Hypersonix makes progress with hydrogen scramjet engine
Hypersonix is working with Boeing on the design and BOC/Linde Group on the supply of green hydrogen.
Hypersonix has placed an order with Amiga Engineering for producing the world’s first 3D printed fixed geometry scramjet engine.
Spartan is Hypersonix’ fifth-generation scramjet with a fixed geometry self-igniting hydrogen-powered scramjet capable of accelerating from Mach 5 to Mach 12. Additive manufacturing allows the creation of parts with a complex design and is ideal for light-weighting in the space industry.

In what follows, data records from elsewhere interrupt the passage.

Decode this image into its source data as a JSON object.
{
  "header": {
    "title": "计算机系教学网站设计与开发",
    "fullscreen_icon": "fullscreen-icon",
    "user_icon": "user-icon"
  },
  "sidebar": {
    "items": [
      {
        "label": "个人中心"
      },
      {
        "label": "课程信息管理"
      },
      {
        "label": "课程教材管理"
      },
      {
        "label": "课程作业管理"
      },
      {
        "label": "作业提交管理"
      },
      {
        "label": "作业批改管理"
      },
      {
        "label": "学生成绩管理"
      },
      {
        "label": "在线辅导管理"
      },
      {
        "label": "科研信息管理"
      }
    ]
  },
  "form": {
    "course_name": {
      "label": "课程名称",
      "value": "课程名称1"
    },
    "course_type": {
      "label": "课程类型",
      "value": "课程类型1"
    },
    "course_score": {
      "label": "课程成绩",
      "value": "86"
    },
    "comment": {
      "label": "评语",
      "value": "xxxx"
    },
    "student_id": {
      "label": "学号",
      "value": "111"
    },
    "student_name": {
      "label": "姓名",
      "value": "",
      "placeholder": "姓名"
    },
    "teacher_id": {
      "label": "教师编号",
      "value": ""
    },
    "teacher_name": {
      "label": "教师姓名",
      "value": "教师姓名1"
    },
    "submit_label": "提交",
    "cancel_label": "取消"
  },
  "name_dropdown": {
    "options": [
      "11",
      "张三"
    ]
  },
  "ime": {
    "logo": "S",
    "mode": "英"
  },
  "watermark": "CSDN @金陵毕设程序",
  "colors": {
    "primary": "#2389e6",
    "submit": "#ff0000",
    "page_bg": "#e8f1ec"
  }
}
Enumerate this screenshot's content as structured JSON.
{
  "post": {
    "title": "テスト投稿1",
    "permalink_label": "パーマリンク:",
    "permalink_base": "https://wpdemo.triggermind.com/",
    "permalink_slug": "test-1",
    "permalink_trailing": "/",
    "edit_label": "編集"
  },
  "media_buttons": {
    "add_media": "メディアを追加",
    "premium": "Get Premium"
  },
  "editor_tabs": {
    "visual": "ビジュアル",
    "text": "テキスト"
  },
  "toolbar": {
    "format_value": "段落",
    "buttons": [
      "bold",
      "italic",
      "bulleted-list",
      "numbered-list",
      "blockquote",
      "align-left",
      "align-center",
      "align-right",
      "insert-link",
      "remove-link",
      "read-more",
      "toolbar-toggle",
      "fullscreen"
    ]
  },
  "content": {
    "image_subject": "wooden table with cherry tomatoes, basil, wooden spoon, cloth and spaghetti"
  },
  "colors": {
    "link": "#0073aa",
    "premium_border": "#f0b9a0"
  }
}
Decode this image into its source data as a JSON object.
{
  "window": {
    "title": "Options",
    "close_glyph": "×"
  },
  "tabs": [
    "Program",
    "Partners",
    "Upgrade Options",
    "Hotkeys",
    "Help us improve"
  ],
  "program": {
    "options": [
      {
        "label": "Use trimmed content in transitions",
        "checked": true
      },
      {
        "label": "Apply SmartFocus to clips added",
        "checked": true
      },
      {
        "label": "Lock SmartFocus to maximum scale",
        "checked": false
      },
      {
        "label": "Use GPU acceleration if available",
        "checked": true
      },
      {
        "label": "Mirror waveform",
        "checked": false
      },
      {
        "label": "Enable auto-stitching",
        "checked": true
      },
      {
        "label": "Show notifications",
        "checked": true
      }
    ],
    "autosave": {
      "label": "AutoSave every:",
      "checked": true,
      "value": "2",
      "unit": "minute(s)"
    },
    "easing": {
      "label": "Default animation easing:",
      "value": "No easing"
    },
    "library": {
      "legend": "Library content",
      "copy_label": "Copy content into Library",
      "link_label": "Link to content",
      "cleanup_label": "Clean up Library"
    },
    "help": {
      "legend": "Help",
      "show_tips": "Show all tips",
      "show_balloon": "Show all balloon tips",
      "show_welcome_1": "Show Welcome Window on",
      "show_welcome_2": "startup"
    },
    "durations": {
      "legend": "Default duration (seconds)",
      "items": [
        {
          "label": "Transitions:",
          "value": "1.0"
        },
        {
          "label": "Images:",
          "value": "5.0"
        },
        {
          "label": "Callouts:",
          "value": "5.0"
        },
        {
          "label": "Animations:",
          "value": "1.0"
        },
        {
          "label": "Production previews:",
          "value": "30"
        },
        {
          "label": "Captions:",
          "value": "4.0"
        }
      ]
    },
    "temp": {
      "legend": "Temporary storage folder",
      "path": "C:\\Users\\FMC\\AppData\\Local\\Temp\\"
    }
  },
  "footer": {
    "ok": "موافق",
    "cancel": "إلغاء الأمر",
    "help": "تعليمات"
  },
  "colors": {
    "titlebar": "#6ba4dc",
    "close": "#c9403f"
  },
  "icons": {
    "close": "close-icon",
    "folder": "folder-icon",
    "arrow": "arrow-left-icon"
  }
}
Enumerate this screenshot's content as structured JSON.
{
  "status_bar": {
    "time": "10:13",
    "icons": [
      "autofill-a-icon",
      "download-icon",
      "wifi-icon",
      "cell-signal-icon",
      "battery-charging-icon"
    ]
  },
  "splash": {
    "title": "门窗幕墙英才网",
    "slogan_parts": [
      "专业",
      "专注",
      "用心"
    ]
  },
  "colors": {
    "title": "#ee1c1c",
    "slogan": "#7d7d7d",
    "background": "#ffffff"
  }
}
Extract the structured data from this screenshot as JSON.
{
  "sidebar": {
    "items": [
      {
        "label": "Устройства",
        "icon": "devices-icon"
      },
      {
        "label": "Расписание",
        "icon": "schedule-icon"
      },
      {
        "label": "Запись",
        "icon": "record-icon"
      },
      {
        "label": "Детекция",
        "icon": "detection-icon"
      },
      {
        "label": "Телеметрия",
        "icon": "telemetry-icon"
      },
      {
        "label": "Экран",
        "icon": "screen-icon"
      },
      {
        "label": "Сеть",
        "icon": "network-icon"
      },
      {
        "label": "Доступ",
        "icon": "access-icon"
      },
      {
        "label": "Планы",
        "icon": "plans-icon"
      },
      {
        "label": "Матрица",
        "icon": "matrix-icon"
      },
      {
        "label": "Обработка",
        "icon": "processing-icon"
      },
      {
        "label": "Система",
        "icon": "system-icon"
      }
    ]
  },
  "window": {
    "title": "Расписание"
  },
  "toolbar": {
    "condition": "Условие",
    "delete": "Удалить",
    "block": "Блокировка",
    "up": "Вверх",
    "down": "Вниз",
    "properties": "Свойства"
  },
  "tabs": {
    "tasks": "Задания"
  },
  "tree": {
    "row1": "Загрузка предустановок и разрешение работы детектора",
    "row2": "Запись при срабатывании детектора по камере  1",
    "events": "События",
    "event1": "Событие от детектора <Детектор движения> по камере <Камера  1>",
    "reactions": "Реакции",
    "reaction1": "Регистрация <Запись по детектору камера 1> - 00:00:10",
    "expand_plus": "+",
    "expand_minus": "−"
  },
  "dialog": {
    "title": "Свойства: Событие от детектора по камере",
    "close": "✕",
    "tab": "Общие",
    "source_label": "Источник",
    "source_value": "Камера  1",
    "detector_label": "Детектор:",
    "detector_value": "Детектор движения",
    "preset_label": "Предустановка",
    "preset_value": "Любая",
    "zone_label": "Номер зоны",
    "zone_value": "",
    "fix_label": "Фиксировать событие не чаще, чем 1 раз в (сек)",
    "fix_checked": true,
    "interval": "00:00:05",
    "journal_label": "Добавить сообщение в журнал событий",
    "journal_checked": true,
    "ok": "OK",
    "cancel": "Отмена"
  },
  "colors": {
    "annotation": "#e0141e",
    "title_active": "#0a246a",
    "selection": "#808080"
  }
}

David Waterhouse, MD Hypersonix, said, “The use of Additive Engineering to manufacture a scramjet engine will fundamentally disrupt the cost structure of scramjets and an important step in providing more affordable access to hypersonic flight.”
Michael Bourchier, MD Amiga Engineering, commented, “In a demanding industry such as aerospace, additive manufacturing offers the cutting edge in component manufacture capable of creating very complex parts in some of the most exotic materials.”
The Spartan scramjet production is supported by the Federal Government ACA Grant awarded in August 2020. Hypersonix has completed the shock tunnel testing, final design and thermal modelling. The project is on budget and is set for completion in March 2022.
Meanwhile, Hypersonix Launch Systems have also signed a framework agreement with the University of Southern Queensland. The agreement will see the two organisations work together on the Delta Velos reusable launch vehicle. The project will support the development of high-temperature composites, an essential technology for the development of Hypersonic vehicles. Hypersonix also opened its first international office in Munich, Germany, early this month.